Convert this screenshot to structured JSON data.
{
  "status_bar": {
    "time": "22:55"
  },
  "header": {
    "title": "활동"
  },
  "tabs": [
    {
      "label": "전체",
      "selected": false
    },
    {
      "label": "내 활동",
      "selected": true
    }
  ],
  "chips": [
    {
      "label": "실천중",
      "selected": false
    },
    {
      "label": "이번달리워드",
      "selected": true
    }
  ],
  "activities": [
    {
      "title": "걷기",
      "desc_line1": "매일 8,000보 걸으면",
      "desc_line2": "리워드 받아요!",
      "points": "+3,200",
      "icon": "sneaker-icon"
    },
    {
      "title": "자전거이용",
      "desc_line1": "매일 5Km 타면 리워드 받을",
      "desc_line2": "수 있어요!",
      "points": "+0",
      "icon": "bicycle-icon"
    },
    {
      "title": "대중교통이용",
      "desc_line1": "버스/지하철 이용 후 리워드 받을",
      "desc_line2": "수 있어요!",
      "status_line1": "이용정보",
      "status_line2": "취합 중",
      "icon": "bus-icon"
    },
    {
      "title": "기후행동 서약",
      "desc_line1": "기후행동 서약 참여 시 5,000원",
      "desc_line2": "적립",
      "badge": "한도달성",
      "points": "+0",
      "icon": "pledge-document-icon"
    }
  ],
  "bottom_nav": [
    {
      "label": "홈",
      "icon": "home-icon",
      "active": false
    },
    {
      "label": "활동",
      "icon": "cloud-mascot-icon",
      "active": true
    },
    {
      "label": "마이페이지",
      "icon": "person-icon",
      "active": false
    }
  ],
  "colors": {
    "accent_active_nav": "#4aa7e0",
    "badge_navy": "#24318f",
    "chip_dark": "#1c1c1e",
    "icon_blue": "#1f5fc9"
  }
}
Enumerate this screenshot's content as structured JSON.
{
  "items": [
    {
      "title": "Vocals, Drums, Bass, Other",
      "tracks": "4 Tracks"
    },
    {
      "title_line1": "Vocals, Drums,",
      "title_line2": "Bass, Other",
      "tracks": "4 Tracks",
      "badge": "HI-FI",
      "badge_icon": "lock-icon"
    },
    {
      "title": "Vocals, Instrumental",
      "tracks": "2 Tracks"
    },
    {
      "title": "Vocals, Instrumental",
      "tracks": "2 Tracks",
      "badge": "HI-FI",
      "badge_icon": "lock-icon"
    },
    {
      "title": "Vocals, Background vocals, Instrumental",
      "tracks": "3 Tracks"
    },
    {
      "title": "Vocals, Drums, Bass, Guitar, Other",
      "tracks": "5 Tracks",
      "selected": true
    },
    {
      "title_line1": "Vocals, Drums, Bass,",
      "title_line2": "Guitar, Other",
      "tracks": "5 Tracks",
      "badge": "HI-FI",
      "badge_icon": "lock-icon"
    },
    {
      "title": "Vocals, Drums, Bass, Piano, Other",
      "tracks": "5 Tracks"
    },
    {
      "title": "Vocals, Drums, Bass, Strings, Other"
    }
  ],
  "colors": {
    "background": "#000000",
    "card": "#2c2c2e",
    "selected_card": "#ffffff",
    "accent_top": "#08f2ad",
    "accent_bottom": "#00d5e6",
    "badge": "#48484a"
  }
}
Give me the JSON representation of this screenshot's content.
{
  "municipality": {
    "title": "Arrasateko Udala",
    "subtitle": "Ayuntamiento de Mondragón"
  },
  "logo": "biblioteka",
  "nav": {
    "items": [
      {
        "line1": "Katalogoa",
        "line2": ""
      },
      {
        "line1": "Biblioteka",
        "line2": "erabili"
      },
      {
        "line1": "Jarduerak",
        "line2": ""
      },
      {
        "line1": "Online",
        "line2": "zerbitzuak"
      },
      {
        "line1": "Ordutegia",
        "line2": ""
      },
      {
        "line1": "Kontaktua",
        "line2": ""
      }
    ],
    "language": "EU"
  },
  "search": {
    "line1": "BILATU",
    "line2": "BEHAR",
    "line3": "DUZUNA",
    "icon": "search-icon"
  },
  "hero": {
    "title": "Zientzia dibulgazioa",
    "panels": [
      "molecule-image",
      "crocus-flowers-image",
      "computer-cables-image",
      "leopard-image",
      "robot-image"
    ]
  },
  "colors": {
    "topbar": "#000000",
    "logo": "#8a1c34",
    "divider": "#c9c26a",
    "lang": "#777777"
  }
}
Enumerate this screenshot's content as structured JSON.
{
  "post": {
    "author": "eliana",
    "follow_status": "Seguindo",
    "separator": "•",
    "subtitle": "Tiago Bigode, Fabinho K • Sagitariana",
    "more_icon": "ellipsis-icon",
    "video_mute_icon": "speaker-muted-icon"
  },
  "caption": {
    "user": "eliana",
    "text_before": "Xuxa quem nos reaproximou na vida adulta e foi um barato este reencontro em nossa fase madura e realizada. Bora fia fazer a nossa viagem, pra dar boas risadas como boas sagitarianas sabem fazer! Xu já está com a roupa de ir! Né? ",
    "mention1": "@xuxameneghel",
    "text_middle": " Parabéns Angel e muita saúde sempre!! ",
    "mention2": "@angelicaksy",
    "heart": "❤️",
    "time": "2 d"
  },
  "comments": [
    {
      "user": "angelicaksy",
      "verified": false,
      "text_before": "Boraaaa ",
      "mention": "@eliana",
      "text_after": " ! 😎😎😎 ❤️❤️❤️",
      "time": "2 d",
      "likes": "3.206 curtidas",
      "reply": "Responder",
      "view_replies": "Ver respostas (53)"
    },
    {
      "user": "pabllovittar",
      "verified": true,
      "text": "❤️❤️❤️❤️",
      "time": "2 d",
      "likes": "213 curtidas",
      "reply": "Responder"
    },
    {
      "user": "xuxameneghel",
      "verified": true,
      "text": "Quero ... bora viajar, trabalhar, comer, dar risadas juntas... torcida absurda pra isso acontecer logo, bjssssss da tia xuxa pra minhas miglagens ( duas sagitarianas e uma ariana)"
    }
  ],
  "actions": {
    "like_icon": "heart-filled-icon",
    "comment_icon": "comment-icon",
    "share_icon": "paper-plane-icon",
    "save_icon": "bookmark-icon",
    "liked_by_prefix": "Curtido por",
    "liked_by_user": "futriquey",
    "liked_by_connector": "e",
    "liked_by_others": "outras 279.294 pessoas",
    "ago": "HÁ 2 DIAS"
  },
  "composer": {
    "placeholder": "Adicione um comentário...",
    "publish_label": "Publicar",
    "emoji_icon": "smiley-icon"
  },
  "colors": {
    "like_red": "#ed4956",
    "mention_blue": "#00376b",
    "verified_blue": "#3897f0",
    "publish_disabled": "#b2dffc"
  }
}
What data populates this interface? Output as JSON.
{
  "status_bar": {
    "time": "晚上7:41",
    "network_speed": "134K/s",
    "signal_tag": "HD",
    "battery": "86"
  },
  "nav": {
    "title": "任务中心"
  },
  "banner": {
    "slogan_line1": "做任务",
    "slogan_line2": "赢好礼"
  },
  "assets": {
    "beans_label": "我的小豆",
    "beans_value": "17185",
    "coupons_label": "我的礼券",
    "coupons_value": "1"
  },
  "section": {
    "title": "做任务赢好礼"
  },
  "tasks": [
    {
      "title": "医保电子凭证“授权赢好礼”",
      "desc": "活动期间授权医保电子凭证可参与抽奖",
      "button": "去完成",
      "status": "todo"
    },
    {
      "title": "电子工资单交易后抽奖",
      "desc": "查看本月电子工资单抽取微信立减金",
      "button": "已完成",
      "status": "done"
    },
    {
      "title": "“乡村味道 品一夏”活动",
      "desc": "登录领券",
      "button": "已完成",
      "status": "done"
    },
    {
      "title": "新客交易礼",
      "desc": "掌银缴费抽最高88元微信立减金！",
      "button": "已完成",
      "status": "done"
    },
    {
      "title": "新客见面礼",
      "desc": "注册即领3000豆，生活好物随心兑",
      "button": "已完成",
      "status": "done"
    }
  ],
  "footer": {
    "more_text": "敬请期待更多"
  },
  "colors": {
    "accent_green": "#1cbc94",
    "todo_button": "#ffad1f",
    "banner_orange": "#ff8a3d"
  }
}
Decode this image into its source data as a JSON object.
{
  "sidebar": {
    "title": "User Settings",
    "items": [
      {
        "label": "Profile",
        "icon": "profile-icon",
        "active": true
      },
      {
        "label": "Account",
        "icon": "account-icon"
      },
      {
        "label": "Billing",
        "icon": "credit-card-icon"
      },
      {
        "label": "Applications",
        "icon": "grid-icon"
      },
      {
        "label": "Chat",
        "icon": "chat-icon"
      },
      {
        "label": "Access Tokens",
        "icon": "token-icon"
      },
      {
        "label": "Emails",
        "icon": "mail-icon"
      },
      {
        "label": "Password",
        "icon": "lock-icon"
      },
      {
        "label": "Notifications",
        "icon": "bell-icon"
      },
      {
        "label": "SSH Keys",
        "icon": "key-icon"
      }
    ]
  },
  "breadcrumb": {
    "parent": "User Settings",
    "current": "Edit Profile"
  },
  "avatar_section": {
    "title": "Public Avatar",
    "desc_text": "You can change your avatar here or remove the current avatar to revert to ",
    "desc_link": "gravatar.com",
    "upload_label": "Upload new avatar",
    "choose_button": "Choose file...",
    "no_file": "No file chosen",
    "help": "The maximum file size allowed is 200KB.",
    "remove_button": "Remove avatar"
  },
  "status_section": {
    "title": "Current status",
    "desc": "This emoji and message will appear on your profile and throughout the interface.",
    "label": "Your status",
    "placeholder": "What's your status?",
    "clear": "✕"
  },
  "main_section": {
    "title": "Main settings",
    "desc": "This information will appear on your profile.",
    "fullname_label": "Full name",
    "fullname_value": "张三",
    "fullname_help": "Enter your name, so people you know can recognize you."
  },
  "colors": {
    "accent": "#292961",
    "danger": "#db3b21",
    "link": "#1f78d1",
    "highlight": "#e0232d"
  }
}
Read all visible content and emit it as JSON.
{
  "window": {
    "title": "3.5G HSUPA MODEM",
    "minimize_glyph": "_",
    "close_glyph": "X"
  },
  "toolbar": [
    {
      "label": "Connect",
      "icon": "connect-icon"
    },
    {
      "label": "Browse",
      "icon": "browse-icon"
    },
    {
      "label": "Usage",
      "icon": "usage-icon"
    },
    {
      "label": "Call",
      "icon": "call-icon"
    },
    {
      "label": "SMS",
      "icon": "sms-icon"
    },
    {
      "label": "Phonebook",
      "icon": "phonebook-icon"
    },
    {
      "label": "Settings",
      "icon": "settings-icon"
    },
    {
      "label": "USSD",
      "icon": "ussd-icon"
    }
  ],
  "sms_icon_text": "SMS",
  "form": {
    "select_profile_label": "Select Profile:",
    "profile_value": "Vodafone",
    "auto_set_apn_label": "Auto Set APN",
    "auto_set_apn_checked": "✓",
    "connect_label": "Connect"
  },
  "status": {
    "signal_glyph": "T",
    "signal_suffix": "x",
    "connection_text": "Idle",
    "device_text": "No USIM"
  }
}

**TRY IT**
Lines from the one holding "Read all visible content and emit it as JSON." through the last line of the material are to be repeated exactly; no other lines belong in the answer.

**OUTPUT OF THE EXERCISE**
Read all visible content and emit it as JSON.
{
  "window": {
    "title": "3.5G HSUPA MODEM",
    "minimize_glyph": "_",
    "close_glyph": "X"
  },
  "toolbar": [
    {
      "label": "Connect",
      "icon": "connect-icon"
    },
    {
      "label": "Browse",
      "icon": "browse-icon"
    },
    {
      "label": "Usage",
      "icon": "usage-icon"
    },
    {
      "label": "Call",
      "icon": "call-icon"
    },
    {
      "label": "SMS",
      "icon": "sms-icon"
    },
    {
      "label": "Phonebook",
      "icon": "phonebook-icon"
    },
    {
      "label": "Settings",
      "icon": "settings-icon"
    },
    {
      "label": "USSD",
      "icon": "ussd-icon"
    }
  ],
  "sms_icon_text": "SMS",
  "form": {
    "select_profile_label": "Select Profile:",
    "profile_value": "Vodafone",
    "auto_set_apn_label": "Auto Set APN",
    "auto_set_apn_checked": "✓",
    "connect_label": "Connect"
  },
  "status": {
    "signal_glyph": "T",
    "signal_suffix": "x",
    "connection_text": "Idle",
    "device_text": "No USIM"
  }
}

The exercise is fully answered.